Foreigners sold in first half, but retail investors made it up
Foreign investors offloaded more Samsung Electronics shares in the first half of 2021 than any other.
In the first six months of the year, foreign investors net sold 11.3 trillion won ($10 billion) worth of Samsung Electronics common stock and another 3.7 trillion won worth of preferred stock. Combined, that amount is roughly 85 percent of the total amount of stock foreign investors net sold in the Kospi market.
But local retail investors remained heavy buyers of Samsung stock.
In the first half of the year, retail investors net bought 24 trillion won worth of Samsung Electronics common shares and 4.1 trillion won of preferred shares. They were two most popular types of stock among retail investors over the period.
In total, foreign investors offloaded 17.5 trillion won worth of Kospi stocks while retail investors net bought 55.1 trillion won worth. Institutional investors net sold 35.8 trillion won worth.
Hyundai Mobis, LG Electronics, Kia, and Samsung SDI shares were also heavily offloaded by foreign investors.
Analysts say foreign investors were particularly driven to sell semiconductor stock.
"From last November, foreign investors heavily bought semiconductor stocks, including Samsung Electronics, for about two months," said Seo Sang-young, an analyst at Mirae Asset Securities. "As [chip] shares spiked faster than expected, they stepped up to cash in their gains."
At the end of last October, Samsung Electronics common shares traded at 56,600 won. On Jan. 11, they soared to as high as 91,000 won. Over roughly two months, its share price rose by 60 percent.
There are concerns that the semiconductor industry is going to have a lackluster second half.
"The semiconductor industry tends to heat up rapidly and also cool down fast," said analyst Park Seok-hyun of KTB Securities. "Foreign investors believe the performance growth of chipmakers including Samsung Electronics has already been reflected in their share prices."
Park added that foreign investor were net sellers on the Taiwanese stock market, where chipmakers take up a large portion of the market cap.
Some analysts say foreign net selling was pushed by the strengthening of the U.S. dollar on speculation of a potential interest rate hike by the U.S. Federal Reserve.
"Strengthening of the dollar against the Korean won on concerns of Fed's tapering was one of reasons foreign investors started net selling," said analyst Lee Kyung-min of Daishin Securities.
As of Monday, the U.S. dollar was traded at 1,131.8 won per dollar, up 4.2 percent from 1,086.3 won per dollar at the end of last year.
"If [Korean] companies report earnings surprises in the second quarter as projected by brokerages, the net selling by foreign investors could subside," Park said.
On Tuesday, the Kospi closed at a record high of 3,305.21, up 0.36 percent from the previous trading day.
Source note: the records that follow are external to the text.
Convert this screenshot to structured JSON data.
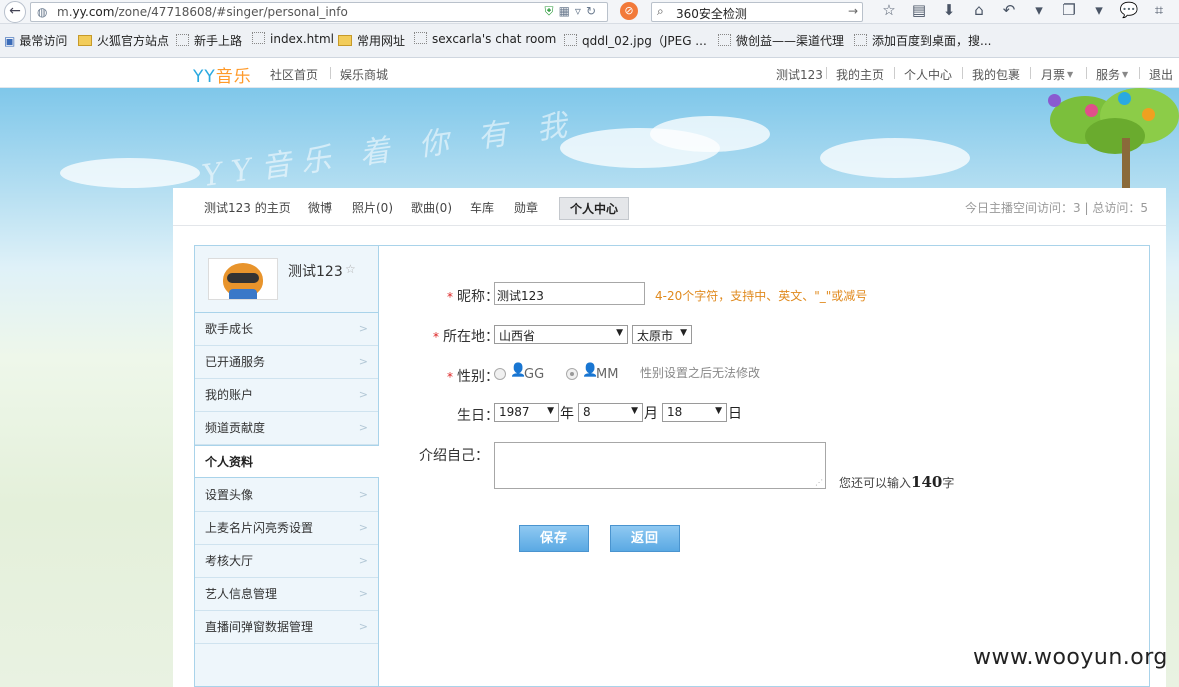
{
  "browser": {
    "url_prefix": "m.",
    "url_domain": "yy.com",
    "url_rest": "/zone/47718608/#singer/personal_info",
    "search_text": "360安全检测",
    "bookmarks": [
      "最常访问",
      "火狐官方站点",
      "新手上路",
      "index.html",
      "常用网址",
      "sexcarla's chat room",
      "qddl_02.jpg（JPEG ...",
      "微创益——渠道代理",
      "添加百度到桌面，搜..."
    ]
  },
  "site": {
    "logo_yy": "YY",
    "logo_music": "音乐",
    "left_nav": [
      "社区首页",
      "娱乐商城"
    ],
    "right_nav": [
      "测试123",
      "我的主页",
      "个人中心",
      "我的包裹",
      "月票",
      "服务",
      "退出"
    ],
    "banner_text": "YY音乐 着 你 有 我"
  },
  "subnav": {
    "tabs": [
      "测试123 的主页",
      "微博",
      "照片(0)",
      "歌曲(0)",
      "车库",
      "勋章",
      "个人中心"
    ],
    "visits": "今日主播空间访问：3 | 总访问：5"
  },
  "sidebar": {
    "username": "测试123",
    "items": [
      "歌手成长",
      "已开通服务",
      "我的账户",
      "频道贡献度",
      "个人资料",
      "设置头像",
      "上麦名片闪亮秀设置",
      "考核大厅",
      "艺人信息管理",
      "直播间弹窗数据管理"
    ]
  },
  "form": {
    "required_mark": "*",
    "nickname_label": "昵称：",
    "nickname_value": "测试123",
    "nickname_hint": "4-20个字符，支持中、英文、\"_\"或减号",
    "location_label": "所在地：",
    "province": "山西省",
    "city": "太原市",
    "gender_label": "性别：",
    "gender_gg": "GG",
    "gender_mm": "MM",
    "gender_hint": "性别设置之后无法修改",
    "birthday_label": "生日：",
    "birth_year": "1987",
    "birth_month": "8",
    "birth_day": "18",
    "unit_year": "年",
    "unit_month": "月",
    "unit_day": "日",
    "intro_label": "介绍自己：",
    "counter_prefix": "您还可以输入",
    "counter_value": "140",
    "counter_suffix": "字",
    "save": "保存",
    "back": "返回"
  },
  "watermark": "www.wooyun.org"
}
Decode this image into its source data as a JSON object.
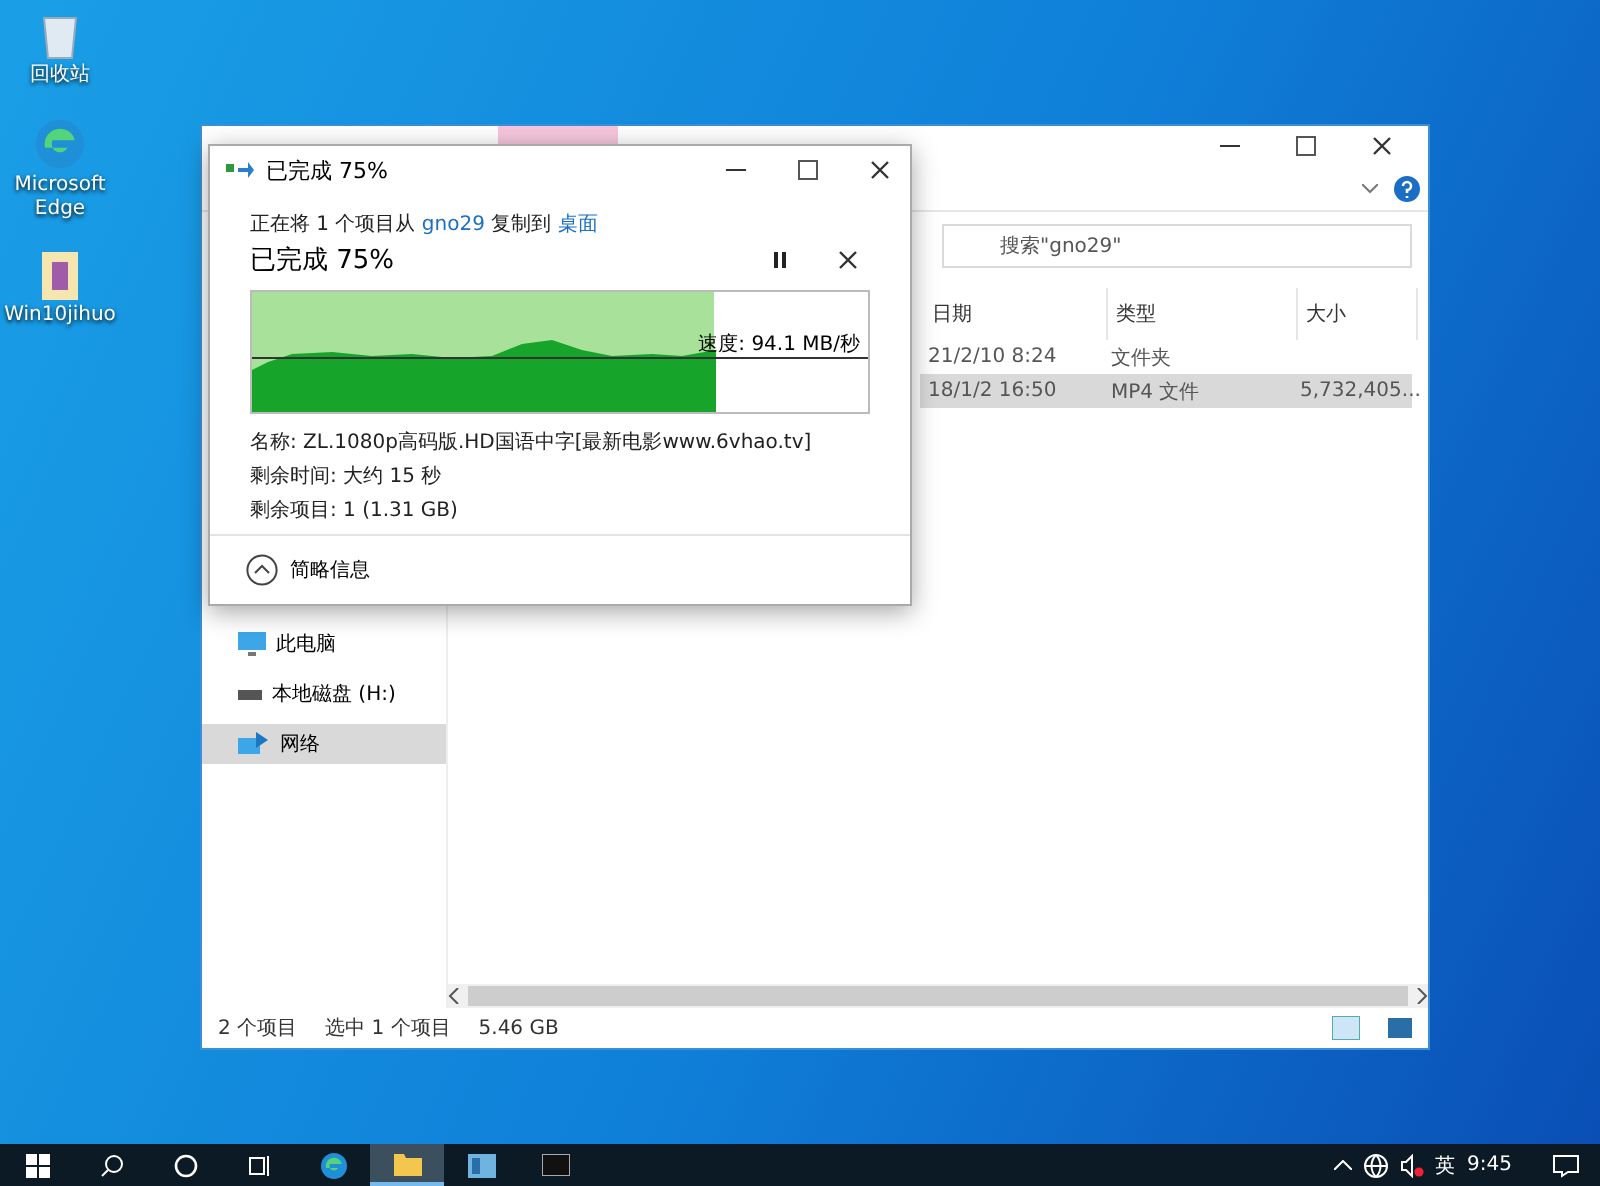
{
  "desktop_icons": [
    {
      "kind": "bin",
      "label": "回收站"
    },
    {
      "kind": "edge",
      "label": "Microsoft Edge"
    },
    {
      "kind": "file",
      "label": "Win10jihuo"
    }
  ],
  "explorer": {
    "search": {
      "placeholder": "搜索\"gno29\""
    },
    "columns": [
      "日期",
      "类型",
      "大小"
    ],
    "rows": [
      {
        "cells": [
          "21/2/10 8:24",
          "文件夹",
          ""
        ],
        "selected": false
      },
      {
        "cells": [
          "18/1/2 16:50",
          "MP4 文件",
          "5,732,405..."
        ],
        "selected": true
      }
    ],
    "sidebar": [
      {
        "kind": "pc",
        "label": "此电脑",
        "selected": false
      },
      {
        "kind": "disk",
        "label": "本地磁盘 (H:)",
        "selected": false
      },
      {
        "kind": "net",
        "label": "网络",
        "selected": true
      }
    ],
    "status": [
      "2 个项目",
      "选中 1 个项目",
      "5.46 GB"
    ]
  },
  "dialog": {
    "title": "已完成 75%",
    "from": {
      "before": "正在将 1 个项目从 ",
      "source": "gno29",
      "middle": " 复制到 ",
      "target": "桌面"
    },
    "heading": "已完成 75%",
    "progress": {
      "level": 0.75
    },
    "speed": "速度: 94.1 MB/秒",
    "details": [
      "名称: ZL.1080p高码版.HD国语中字[最新电影www.6vhao.tv]",
      "剩余时间: 大约 15 秒",
      "剩余项目: 1 (1.31 GB)"
    ],
    "toggle": "简略信息"
  },
  "taskbar": {
    "apps": [
      {
        "kind": "edge",
        "active": false
      },
      {
        "kind": "folder",
        "active": true
      },
      {
        "kind": "app",
        "active": false
      },
      {
        "kind": "cmd",
        "active": false
      }
    ],
    "lang": "英",
    "time": "9:45"
  }
}
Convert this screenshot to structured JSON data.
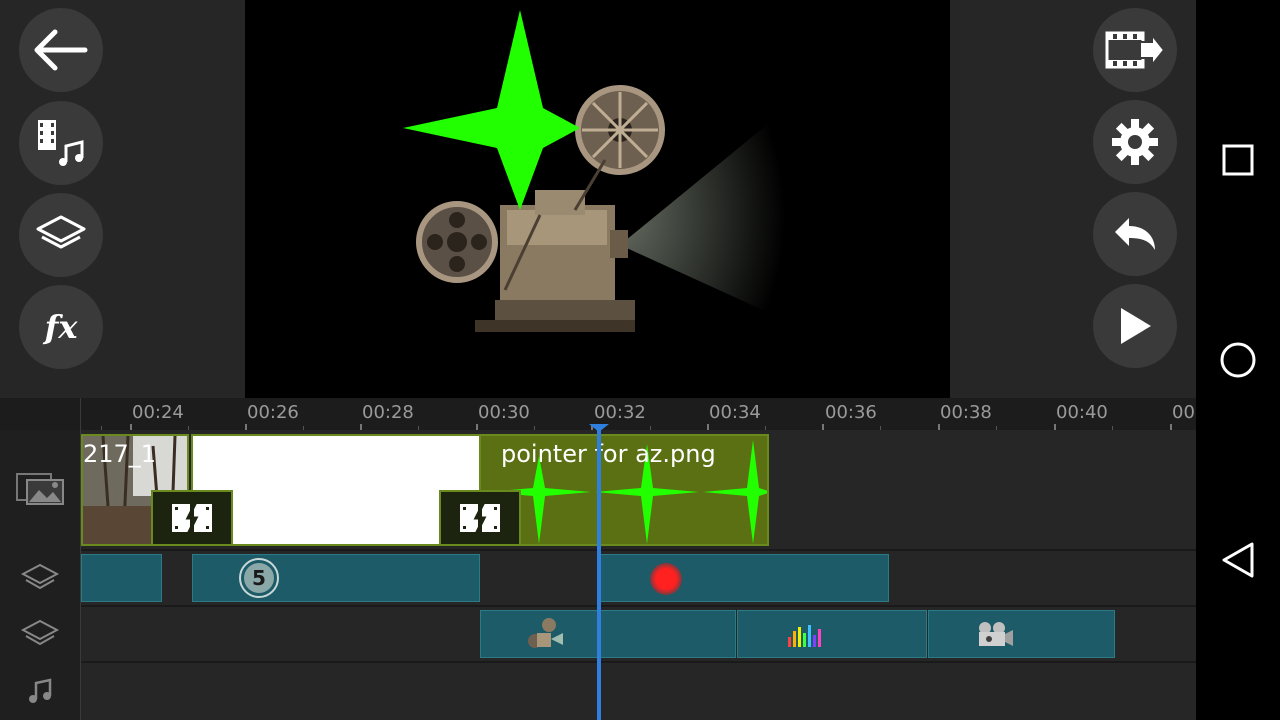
{
  "left_toolbar": {
    "back": "back-arrow-icon",
    "media": "media-music-icon",
    "layers": "layers-icon",
    "effects_label": "fx"
  },
  "right_toolbar": {
    "export": "export-icon",
    "settings": "gear-icon",
    "undo": "undo-icon",
    "play": "play-icon"
  },
  "timeline": {
    "ruler": [
      "00:24",
      "00:26",
      "00:28",
      "00:30",
      "00:32",
      "00:34",
      "00:36",
      "00:38",
      "00:40",
      "00"
    ],
    "video_track": {
      "clip1_label": "217_1",
      "clip_image_label": "pointer for az.png"
    },
    "layer_track_1": {
      "badge_number": "5"
    }
  },
  "navbar": [
    "recents-square-icon",
    "home-circle-icon",
    "back-triangle-icon"
  ],
  "colors": {
    "teal_clip": "#1c5b67",
    "green_clip": "#5a7012",
    "playhead": "#2f7fe0",
    "star_green": "#22ff00"
  }
}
Samsung Electronics shares rose 1 percent to close at 81,200 won and SK hynix rose 1.63 percent to 125,000 won.
BY YEOM JI-HYUN,KIM JEE-HEE [firstname.lastname@example.org]